### DATA SUPPLIED
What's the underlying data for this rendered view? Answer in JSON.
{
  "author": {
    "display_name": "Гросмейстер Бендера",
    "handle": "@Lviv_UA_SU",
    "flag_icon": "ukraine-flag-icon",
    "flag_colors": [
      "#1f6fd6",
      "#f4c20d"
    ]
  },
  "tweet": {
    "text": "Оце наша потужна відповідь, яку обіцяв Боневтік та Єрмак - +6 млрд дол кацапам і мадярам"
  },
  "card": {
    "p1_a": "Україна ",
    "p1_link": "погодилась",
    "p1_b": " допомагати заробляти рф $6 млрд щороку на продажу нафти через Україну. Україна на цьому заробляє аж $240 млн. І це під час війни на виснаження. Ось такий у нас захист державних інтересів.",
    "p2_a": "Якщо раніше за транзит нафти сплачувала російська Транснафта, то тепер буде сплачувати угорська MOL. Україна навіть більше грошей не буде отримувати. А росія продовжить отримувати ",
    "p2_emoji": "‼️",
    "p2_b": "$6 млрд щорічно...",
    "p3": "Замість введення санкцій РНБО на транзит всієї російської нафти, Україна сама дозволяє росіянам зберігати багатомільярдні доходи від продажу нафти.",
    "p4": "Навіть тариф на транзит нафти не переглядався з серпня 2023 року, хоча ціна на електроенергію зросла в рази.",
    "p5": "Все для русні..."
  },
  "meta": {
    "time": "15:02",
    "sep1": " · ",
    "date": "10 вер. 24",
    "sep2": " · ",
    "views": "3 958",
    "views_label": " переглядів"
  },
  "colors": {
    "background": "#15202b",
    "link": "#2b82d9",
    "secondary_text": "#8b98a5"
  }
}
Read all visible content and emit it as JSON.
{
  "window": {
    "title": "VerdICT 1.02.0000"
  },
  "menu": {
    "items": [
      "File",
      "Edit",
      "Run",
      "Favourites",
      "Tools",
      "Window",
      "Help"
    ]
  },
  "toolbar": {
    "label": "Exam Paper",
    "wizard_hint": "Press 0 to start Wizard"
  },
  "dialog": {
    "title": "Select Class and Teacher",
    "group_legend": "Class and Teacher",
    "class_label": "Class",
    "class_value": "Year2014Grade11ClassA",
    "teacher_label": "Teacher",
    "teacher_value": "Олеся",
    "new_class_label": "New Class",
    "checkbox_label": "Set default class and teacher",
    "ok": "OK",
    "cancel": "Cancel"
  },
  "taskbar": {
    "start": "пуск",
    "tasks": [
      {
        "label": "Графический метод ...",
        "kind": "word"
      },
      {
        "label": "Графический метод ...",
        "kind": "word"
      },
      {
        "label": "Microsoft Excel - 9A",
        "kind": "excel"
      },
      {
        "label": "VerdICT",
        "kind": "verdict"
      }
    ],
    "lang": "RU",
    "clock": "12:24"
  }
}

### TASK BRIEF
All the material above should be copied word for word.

### WRITTEN ANSWER
What's the underlying data for this rendered view? Answer in JSON.
{
  "author": {
    "display_name": "Гросмейстер Бендера",
    "handle": "@Lviv_UA_SU",
    "flag_icon": "ukraine-flag-icon",
    "flag_colors": [
      "#1f6fd6",
      "#f4c20d"
    ]
  },
  "tweet": {
    "text": "Оце наша потужна відповідь, яку обіцяв Боневтік та Єрмак - +6 млрд дол кацапам і мадярам"
  },
  "card": {
    "p1_a": "Україна ",
    "p1_link": "погодилась",
    "p1_b": " допомагати заробляти рф $6 млрд щороку на продажу нафти через Україну. Україна на цьому заробляє аж $240 млн. І це під час війни на виснаження. Ось такий у нас захист державних інтересів.",
    "p2_a": "Якщо раніше за транзит нафти сплачувала російська Транснафта, то тепер буде сплачувати угорська MOL. Україна навіть більше грошей не буде отримувати. А росія продовжить отримувати ",
    "p2_emoji": "‼️",
    "p2_b": "$6 млрд щорічно...",
    "p3": "Замість введення санкцій РНБО на транзит всієї російської нафти, Україна сама дозволяє росіянам зберігати багатомільярдні доходи від продажу нафти.",
    "p4": "Навіть тариф на транзит нафти не переглядався з серпня 2023 року, хоча ціна на електроенергію зросла в рази.",
    "p5": "Все для русні..."
  },
  "meta": {
    "time": "15:02",
    "sep1": " · ",
    "date": "10 вер. 24",
    "sep2": " · ",
    "views": "3 958",
    "views_label": " переглядів"
  },
  "colors": {
    "background": "#15202b",
    "link": "#2b82d9",
    "secondary_text": "#8b98a5"
  }
}
Read all visible content and emit it as JSON.
{
  "window": {
    "title": "VerdICT 1.02.0000"
  },
  "menu": {
    "items": [
      "File",
      "Edit",
      "Run",
      "Favourites",
      "Tools",
      "Window",
      "Help"
    ]
  },
  "toolbar": {
    "label": "Exam Paper",
    "wizard_hint": "Press 0 to start Wizard"
  },
  "dialog": {
    "title": "Select Class and Teacher",
    "group_legend": "Class and Teacher",
    "class_label": "Class",
    "class_value": "Year2014Grade11ClassA",
    "teacher_label": "Teacher",
    "teacher_value": "Олеся",
    "new_class_label": "New Class",
    "checkbox_label": "Set default class and teacher",
    "ok": "OK",
    "cancel": "Cancel"
  },
  "taskbar": {
    "start": "пуск",
    "tasks": [
      {
        "label": "Графический метод ...",
        "kind": "word"
      },
      {
        "label": "Графический метод ...",
        "kind": "word"
      },
      {
        "label": "Microsoft Excel - 9A",
        "kind": "excel"
      },
      {
        "label": "VerdICT",
        "kind": "verdict"
      }
    ],
    "lang": "RU",
    "clock": "12:24"
  }
}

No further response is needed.